**WORK TO BE COMPLETED**: Tally the lines below containing the word "summary" and give that total alone.
Start of SUPPLIED INFORMATION
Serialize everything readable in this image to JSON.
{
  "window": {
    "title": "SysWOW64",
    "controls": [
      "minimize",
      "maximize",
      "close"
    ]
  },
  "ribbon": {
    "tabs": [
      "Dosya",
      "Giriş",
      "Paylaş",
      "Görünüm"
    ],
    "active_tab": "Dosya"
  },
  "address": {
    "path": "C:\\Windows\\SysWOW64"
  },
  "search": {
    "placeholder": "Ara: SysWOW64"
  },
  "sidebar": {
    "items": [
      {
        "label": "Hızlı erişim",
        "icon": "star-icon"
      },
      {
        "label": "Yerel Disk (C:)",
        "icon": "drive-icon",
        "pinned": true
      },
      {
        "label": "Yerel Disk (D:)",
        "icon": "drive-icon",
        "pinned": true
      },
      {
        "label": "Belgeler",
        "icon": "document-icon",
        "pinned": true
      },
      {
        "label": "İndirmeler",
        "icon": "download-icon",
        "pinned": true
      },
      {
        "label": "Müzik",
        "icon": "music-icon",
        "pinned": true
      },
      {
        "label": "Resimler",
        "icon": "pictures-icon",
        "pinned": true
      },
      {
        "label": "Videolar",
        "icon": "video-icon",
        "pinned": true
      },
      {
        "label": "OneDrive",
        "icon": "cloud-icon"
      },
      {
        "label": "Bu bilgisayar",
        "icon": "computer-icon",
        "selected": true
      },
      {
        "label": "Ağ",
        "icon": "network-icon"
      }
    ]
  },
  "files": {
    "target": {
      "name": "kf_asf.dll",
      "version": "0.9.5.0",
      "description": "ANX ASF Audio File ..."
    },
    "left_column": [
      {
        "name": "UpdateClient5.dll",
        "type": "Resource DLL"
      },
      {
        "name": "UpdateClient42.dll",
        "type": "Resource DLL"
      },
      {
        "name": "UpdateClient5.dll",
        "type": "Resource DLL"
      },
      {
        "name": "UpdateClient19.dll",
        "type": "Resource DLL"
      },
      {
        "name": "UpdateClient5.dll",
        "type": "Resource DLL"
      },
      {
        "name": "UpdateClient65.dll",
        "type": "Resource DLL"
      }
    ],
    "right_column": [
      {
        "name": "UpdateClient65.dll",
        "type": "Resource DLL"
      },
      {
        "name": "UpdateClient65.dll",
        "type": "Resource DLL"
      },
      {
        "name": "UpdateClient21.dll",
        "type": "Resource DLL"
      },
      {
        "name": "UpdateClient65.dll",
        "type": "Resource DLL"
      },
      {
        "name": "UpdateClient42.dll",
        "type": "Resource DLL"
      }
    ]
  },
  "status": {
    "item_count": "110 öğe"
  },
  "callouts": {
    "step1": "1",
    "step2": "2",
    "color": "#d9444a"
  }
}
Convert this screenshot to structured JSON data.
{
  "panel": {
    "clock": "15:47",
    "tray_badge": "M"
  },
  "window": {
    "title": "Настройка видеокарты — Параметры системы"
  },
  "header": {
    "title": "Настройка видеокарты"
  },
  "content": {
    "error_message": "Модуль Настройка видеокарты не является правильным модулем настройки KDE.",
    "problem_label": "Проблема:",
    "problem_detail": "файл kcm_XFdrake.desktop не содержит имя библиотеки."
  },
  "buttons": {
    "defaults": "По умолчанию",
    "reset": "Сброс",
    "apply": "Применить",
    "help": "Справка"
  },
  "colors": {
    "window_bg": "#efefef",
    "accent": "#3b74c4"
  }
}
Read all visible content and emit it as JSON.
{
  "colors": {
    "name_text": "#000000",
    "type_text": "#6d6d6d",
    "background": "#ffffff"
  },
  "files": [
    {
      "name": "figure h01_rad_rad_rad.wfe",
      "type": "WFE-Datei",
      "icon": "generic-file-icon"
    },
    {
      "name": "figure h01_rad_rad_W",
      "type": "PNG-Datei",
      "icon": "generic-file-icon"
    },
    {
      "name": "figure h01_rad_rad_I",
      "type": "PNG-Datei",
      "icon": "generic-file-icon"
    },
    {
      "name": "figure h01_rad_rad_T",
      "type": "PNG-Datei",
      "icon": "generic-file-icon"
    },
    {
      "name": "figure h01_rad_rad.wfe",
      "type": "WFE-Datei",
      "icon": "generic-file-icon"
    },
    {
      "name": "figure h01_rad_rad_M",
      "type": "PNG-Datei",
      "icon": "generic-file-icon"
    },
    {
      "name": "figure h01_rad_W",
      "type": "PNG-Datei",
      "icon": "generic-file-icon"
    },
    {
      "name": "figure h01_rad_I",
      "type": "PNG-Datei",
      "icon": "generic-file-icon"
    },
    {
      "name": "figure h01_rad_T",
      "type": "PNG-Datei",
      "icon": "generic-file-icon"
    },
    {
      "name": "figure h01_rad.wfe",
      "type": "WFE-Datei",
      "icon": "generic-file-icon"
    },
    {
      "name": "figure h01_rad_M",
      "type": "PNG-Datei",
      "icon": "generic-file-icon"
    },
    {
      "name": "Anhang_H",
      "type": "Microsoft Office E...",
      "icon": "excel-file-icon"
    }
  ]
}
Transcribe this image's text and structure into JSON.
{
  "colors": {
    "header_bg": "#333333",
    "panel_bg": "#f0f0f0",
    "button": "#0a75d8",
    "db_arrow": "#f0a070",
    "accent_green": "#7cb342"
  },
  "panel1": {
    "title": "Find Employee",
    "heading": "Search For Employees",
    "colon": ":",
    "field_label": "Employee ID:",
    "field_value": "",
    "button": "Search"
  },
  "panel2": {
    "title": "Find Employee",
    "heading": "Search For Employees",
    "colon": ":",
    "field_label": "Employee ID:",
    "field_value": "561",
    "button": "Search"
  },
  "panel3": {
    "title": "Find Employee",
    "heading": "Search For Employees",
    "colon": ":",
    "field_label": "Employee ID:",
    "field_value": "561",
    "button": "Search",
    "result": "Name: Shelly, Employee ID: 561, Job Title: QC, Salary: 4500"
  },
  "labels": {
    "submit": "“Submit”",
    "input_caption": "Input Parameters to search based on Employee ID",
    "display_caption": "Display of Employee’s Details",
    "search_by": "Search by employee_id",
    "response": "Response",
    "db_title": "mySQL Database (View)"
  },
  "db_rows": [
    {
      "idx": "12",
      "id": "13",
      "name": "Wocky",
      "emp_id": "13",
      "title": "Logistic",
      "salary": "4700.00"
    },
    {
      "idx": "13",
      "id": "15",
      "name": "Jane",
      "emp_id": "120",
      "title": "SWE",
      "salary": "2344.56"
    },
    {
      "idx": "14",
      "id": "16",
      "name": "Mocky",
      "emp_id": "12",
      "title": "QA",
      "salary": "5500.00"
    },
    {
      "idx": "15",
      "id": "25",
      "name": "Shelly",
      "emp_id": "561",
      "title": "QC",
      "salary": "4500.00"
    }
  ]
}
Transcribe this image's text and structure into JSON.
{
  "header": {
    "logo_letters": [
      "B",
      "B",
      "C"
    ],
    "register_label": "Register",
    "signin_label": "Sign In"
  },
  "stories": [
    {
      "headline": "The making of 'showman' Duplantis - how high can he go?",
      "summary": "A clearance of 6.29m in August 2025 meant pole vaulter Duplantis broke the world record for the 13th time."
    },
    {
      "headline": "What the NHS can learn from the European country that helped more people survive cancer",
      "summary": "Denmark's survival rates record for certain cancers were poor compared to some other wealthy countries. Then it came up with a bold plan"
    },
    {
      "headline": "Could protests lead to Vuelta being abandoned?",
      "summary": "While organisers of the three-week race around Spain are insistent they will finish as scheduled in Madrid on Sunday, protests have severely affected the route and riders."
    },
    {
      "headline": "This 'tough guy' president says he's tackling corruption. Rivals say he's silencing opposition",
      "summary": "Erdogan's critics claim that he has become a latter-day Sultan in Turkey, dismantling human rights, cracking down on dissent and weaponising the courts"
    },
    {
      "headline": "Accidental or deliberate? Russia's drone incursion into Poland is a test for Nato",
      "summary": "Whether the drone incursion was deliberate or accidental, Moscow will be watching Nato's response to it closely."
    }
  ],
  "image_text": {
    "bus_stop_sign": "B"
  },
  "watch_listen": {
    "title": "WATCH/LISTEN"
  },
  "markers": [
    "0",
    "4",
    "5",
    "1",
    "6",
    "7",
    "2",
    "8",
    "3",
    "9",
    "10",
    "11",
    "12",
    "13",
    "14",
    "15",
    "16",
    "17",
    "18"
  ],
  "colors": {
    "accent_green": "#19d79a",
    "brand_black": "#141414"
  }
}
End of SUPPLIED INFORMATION
**EXERCISE RESPONSE**: 5